Previous studies have uncovered aspects of this social utility of music in helping our ancestors form effective social groups. Related to dance, previous studies have revealed that synchronized and highly physical movements, such as rowing, can help raise endorphin levels and bring people together. This, according to researchers, is why dancing makes us feel so good. 

"All of those studies had been done using movements that you would not actually see on the dance floor," Tarr said. "Plus, most previous studies focused on synchrony only between two people, and had not included direct or indirect measures of neurohormones that might underpin the bonding. ... We decided to test that with full body movements and music, something that looked more like actual dance."

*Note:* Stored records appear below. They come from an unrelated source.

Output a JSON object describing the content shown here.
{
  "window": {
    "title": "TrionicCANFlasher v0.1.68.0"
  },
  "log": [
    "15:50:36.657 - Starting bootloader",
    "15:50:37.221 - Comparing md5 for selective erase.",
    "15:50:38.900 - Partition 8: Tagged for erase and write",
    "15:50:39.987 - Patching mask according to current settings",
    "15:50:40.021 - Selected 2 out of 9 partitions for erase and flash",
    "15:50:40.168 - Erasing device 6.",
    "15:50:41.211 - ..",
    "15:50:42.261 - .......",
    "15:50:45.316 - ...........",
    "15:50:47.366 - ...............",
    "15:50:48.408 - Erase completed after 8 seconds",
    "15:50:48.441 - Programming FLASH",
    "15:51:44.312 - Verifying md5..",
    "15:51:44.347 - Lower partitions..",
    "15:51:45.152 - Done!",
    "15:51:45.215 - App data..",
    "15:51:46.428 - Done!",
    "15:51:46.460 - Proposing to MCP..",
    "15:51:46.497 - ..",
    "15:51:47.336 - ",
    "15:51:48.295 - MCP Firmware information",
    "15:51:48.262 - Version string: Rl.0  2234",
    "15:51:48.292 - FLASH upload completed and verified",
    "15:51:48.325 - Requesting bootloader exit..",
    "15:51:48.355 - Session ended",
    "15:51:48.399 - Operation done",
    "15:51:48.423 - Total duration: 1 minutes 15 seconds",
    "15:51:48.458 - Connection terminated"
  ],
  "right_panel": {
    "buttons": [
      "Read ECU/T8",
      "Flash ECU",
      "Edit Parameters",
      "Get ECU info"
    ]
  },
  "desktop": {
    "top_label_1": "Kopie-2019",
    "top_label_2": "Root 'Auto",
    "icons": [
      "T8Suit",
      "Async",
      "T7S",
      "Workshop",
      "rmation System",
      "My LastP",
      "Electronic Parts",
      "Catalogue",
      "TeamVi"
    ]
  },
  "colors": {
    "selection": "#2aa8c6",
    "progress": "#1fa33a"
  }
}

Tarr split a group of 264 Brazilian school children into four groups, two which learned and performed full body dance moves, the two which performed a series of hand motions. The groups then performed them either in synchrony or unsynchronized. 

Surprisingly, even the low-exertion groups showed higher pain thresholds and reported feeling closer to their dance partners when they performed their movements in sync. However, students in the high-exertion, synchronized dancing group had a far higher pain tolerance, a sign that their bodies were filled with even more endorphins. Other studies have discovered these high endorphin levels can help lower stress, thereby improving health and playing a role in helping us to create strong social bonds.

In the face of all these benefits, it's a wonder why more people insist they can't and won't dance. It's such a deeply ingrained portion of our psyche, even babies do it

"They pick up the beat and get a lot of pleasure out of moving along to it," Tarr said. "When we grow up, we seem to start limiting our expression of that inherent musical ability, which is probably due to our cultural context. People don't often think of themselves as 'musical' or 'a dancer' unless they do it as their job. I think adults need to look for opportunities to unlock that creativity that was originally there."

The study still leaves questions unanswered. For one, how many of these feel-good effects carry over when individuals aren't synchronizing all their movements? How much room is there for improvisation? Tarr sees the study as merely laying the groundwork to help answer these questions, while at the same time asking other questions of ourselves.

"I think it helps us ask ourselves 'so ... why don't I dance then?'" Tarr said. "More practically though, I hope that findings like ours will be of use for music and dance therapies. They could benefit from the knowledge that certain aspects of group movement experiences can lead to positive effects like coping with pain and fostering interpersonal trust. I'm really interested in its relevance for autism therapy, where synchronized dancing could help children form connections with others."

That research is still forthcoming. Yet, the present study suggests that dance could be therapeutic for anyone bold enough to attempt a two-step. To quote Walk the Moon, the best advice might be to just "shut up and dance."